#1. Why economists are skinflints.
In recent research, University of Washington economists Yoram Bauman and Elaina Rose found that economics majors were less likely to donate money to charity than students who majored in other fields. After majors in other fields took an introductory economics course, their propensity to give also fell.
"The economics students seem to be born guilty, and the other students seem to lose their innocence when they take an economics class," says Mr. Bauman, who has a stand-up comedy act he'll be doing at the economists' Atlanta conference Sunday night. Among his one-liners: "You might be an economist if you refuse to sell your children because they might be worth more later."
#2. Was there a neotenous giant-brained super-race that lived in Africa 10,000 years ago?
“There’s just one thing we haven’t quite dared to mention. It’s this, and you won’t believe it. It’s all happened already. Back there in the past, ten thousand years ago. The man of the future, with the big brain, the small teeth. He lived in Africa. His brain was bigger than your brain. His face was straight and small, almost a child’s face.”
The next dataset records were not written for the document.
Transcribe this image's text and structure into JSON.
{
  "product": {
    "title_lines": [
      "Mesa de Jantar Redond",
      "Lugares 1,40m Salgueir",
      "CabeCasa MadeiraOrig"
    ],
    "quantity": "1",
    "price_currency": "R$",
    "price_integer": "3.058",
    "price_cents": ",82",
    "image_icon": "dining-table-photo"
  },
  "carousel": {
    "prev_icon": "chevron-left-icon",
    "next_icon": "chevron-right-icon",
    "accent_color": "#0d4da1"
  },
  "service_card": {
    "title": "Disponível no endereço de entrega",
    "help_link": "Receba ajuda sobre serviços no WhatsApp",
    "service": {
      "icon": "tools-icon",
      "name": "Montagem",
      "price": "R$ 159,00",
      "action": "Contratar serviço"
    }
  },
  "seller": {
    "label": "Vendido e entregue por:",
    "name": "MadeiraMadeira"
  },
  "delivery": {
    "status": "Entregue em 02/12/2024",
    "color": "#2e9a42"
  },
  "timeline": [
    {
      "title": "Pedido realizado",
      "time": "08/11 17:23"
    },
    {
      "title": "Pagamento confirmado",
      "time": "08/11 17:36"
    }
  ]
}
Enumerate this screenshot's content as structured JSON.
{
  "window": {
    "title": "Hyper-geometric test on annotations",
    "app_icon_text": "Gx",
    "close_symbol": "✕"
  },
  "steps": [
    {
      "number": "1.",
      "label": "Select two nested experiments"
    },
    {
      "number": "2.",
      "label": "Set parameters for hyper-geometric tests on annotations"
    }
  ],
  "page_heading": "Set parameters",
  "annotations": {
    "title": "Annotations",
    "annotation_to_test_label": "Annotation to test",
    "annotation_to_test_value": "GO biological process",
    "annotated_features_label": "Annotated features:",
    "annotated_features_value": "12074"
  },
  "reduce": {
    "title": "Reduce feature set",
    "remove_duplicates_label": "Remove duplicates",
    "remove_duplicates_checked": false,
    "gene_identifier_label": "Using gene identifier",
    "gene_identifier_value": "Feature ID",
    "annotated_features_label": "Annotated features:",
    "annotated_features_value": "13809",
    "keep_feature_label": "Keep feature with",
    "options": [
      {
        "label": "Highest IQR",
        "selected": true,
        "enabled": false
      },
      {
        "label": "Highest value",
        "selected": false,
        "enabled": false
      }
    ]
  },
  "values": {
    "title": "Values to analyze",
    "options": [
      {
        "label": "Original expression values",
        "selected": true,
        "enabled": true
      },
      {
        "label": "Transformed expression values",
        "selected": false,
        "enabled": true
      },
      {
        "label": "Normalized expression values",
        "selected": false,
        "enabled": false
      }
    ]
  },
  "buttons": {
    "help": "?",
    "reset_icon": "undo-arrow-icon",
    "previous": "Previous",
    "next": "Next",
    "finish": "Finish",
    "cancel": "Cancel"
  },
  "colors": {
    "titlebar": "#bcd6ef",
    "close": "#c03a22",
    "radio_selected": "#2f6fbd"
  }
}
Yes!!! The Greys!!!
Our big brains give us such powers of extrapolation that we may extrapolate straight out of reality, into worlds that are possible but that never actually happened. Boskop’s greater brains and extended internal representations may have made it easier for them to accurately predict and interpret the world, to match their internal representations with real external events.
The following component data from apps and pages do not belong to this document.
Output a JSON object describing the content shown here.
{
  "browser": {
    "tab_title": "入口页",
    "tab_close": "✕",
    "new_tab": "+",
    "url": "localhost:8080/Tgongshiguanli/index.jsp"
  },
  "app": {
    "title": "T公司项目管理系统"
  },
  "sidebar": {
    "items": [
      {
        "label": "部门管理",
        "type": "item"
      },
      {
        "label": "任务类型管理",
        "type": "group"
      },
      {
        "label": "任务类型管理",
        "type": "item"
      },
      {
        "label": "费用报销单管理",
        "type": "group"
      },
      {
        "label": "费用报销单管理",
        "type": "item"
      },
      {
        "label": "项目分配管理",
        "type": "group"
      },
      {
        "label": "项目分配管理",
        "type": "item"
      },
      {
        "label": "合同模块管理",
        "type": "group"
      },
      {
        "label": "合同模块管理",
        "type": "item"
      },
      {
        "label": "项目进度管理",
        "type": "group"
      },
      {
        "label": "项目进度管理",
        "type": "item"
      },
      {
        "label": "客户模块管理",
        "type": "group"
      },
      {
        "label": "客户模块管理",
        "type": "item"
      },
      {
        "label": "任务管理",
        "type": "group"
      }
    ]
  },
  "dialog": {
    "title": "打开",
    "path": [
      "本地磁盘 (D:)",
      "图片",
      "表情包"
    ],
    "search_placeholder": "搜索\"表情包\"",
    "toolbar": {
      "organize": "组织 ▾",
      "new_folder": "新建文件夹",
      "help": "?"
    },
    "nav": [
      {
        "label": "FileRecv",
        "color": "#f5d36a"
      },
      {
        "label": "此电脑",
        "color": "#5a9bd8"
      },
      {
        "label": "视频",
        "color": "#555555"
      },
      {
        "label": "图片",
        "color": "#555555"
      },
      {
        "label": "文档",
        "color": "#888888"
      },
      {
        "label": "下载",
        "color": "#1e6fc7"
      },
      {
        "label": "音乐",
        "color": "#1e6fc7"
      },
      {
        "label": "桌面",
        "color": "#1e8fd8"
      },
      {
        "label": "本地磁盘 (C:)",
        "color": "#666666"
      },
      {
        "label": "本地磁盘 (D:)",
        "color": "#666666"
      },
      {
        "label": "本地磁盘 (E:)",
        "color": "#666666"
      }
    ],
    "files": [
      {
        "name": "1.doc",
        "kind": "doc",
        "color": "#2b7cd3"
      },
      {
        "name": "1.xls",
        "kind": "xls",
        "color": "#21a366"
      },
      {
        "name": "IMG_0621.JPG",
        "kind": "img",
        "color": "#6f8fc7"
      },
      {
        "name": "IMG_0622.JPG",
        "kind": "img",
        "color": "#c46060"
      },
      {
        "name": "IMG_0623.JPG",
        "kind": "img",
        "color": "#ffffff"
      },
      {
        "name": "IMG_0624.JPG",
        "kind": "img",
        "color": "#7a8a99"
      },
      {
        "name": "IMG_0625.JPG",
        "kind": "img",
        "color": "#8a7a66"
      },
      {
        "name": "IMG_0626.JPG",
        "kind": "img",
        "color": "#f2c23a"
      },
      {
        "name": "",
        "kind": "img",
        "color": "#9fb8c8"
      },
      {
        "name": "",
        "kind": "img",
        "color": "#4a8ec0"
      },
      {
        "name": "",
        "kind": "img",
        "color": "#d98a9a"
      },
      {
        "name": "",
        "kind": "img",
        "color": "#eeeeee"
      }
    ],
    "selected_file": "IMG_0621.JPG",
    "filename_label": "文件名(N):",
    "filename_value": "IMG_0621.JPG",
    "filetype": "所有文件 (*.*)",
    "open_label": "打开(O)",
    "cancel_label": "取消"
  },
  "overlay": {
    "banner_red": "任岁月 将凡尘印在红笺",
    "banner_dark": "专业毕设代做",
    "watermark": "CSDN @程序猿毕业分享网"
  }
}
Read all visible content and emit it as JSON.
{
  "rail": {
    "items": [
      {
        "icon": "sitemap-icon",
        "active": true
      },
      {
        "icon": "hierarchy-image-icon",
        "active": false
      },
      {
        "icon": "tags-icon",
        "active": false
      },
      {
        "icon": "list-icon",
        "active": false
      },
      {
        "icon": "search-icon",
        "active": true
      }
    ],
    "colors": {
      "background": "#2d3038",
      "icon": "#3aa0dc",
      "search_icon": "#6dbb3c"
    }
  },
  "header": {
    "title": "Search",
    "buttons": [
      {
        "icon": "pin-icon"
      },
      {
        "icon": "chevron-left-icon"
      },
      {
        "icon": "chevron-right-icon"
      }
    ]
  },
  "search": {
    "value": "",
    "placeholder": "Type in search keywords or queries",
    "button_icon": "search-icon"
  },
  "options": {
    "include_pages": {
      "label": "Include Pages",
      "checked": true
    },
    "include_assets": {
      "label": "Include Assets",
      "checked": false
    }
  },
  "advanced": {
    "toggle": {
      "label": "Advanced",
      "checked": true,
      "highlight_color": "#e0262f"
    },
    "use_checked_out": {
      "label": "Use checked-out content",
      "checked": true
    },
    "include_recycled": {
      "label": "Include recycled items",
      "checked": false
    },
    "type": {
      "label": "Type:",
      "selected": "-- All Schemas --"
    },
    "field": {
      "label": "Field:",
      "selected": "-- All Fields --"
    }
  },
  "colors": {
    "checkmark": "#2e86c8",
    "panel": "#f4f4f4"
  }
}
Perhaps, though, it also made the Boskops excessively internal and self-reflective. With their perhaps astonishing insights, they may have become a species of dreamers with an internal mental life literally beyond anything we can imagine . . .
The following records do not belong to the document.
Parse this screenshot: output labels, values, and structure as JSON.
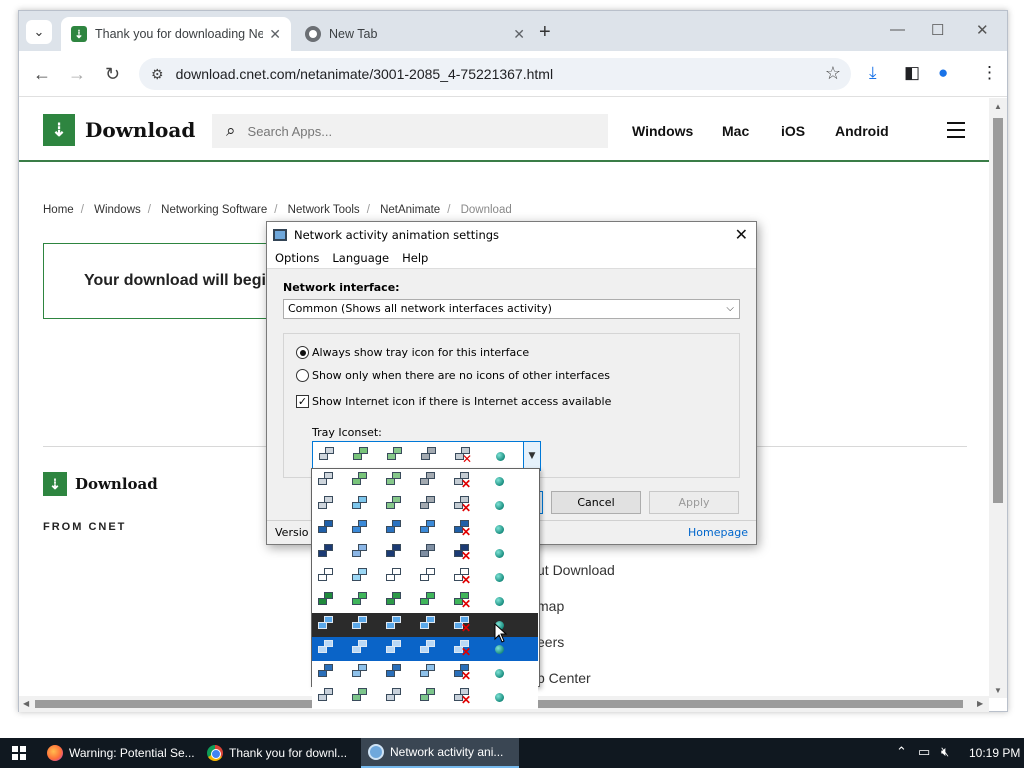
{
  "browser": {
    "tabs": [
      {
        "title": "Thank you for downloading Ne",
        "active": true
      },
      {
        "title": "New Tab",
        "active": false
      }
    ],
    "url": "download.cnet.com/netanimate/3001-2085_4-75221367.html"
  },
  "site": {
    "logo": "Download",
    "search_placeholder": "Search Apps...",
    "nav": [
      "Windows",
      "Mac",
      "iOS",
      "Android"
    ],
    "breadcrumb": [
      "Home",
      "Windows",
      "Networking Software",
      "Network Tools",
      "NetAnimate",
      "Download"
    ],
    "download_message": "Your download will begin",
    "footer": {
      "logo": "Download",
      "from": "FROM CNET",
      "links": [
        "ut Download",
        "map",
        "eers",
        "p Center"
      ]
    }
  },
  "dialog": {
    "title": "Network activity animation settings",
    "menu": [
      "Options",
      "Language",
      "Help"
    ],
    "network_interface_label": "Network interface:",
    "network_interface_value": "Common (Shows all network interfaces activity)",
    "options": {
      "always_show": "Always show tray icon for this interface",
      "show_only": "Show only when there are no icons of other interfaces",
      "show_internet": "Show Internet icon if there is Internet access available"
    },
    "tray_iconset_label": "Tray Iconset:",
    "buttons": {
      "cancel": "Cancel",
      "apply": "Apply"
    },
    "version": "Versio",
    "homepage": "Homepage"
  },
  "iconsets": {
    "selected_row": 0,
    "rows": [
      {
        "bg": "#ffffff",
        "c": [
          "#cfd6dd",
          "#79c47a",
          "#86c88a",
          "#a3aab1",
          "#c4ccd3"
        ]
      },
      {
        "bg": "#ffffff",
        "c": [
          "#cfd6dd",
          "#7dc6ec",
          "#86c88a",
          "#a3aab1",
          "#c4ccd3"
        ]
      },
      {
        "bg": "#ffffff",
        "c": [
          "#1f5fa8",
          "#3b8ad8",
          "#2a72c0",
          "#3b8ad8",
          "#1f5fa8"
        ]
      },
      {
        "bg": "#ffffff",
        "c": [
          "#1c3b74",
          "#8bb6e6",
          "#1c3b74",
          "#7f8fa3",
          "#1c3b74"
        ]
      },
      {
        "bg": "#ffffff",
        "c": [
          "#ffffff",
          "#9bd7f5",
          "#ffffff",
          "#ffffff",
          "#ffffff"
        ]
      },
      {
        "bg": "#ffffff",
        "c": [
          "#1f8a3c",
          "#3fb55a",
          "#2d9a48",
          "#3fb55a",
          "#3fb55a"
        ]
      },
      {
        "bg": "#2b2b2b",
        "c": [
          "#5aa8ea",
          "#5aa8ea",
          "#5aa8ea",
          "#5aa8ea",
          "#5aa8ea"
        ]
      },
      {
        "bg": "#0a64c8",
        "c": [
          "#b9d8f6",
          "#b9d8f6",
          "#b9d8f6",
          "#b9d8f6",
          "#b9d8f6"
        ]
      },
      {
        "bg": "#ffffff",
        "c": [
          "#2a6fba",
          "#8ec1ea",
          "#2a6fba",
          "#8ec1ea",
          "#2a6fba"
        ]
      },
      {
        "bg": "#ffffff",
        "c": [
          "#c9d2dc",
          "#7cc58b",
          "#c9d2dc",
          "#7cc58b",
          "#c9d2dc"
        ]
      }
    ]
  },
  "taskbar": {
    "items": [
      "Warning: Potential Se...",
      "Thank you for downl...",
      "Network activity ani..."
    ],
    "time": "10:19 PM"
  }
}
Perhaps the Boskops were trapped by their ability to see clearly where things would head. Perhaps they were prisoners of those majestic brains.
Or, on the other hand, this story may just be colossally bogus bad science.
#3. Jaron Lanier has become a disappointed old grump.
Like others who have been on the Web from its early days, Lanier thinks the place has "lost its flavor." Perhaps homepages in the mid-'90s did have a folk-art quality to them, though one heavily dominated by Simpsons and Star Trek references. Perhaps our regimented Facebook selves have made things more vanilla. Perhaps you did stumble down more idiosyncratic paths of knowledge before Wikipedia dominated the top Google search results. But these are the kinds of nostalgic observations that are ridiculous to anyone young. The Web hasn't lost flavor; you've lost flavor. What Samuel Johnson said about his hometown holds true for the Internet: "No, Sir, when a man is tired of London, he is tired of life; for there is in London all that life can afford."
Me, not so tired of London yet. Nor even Albuquerque.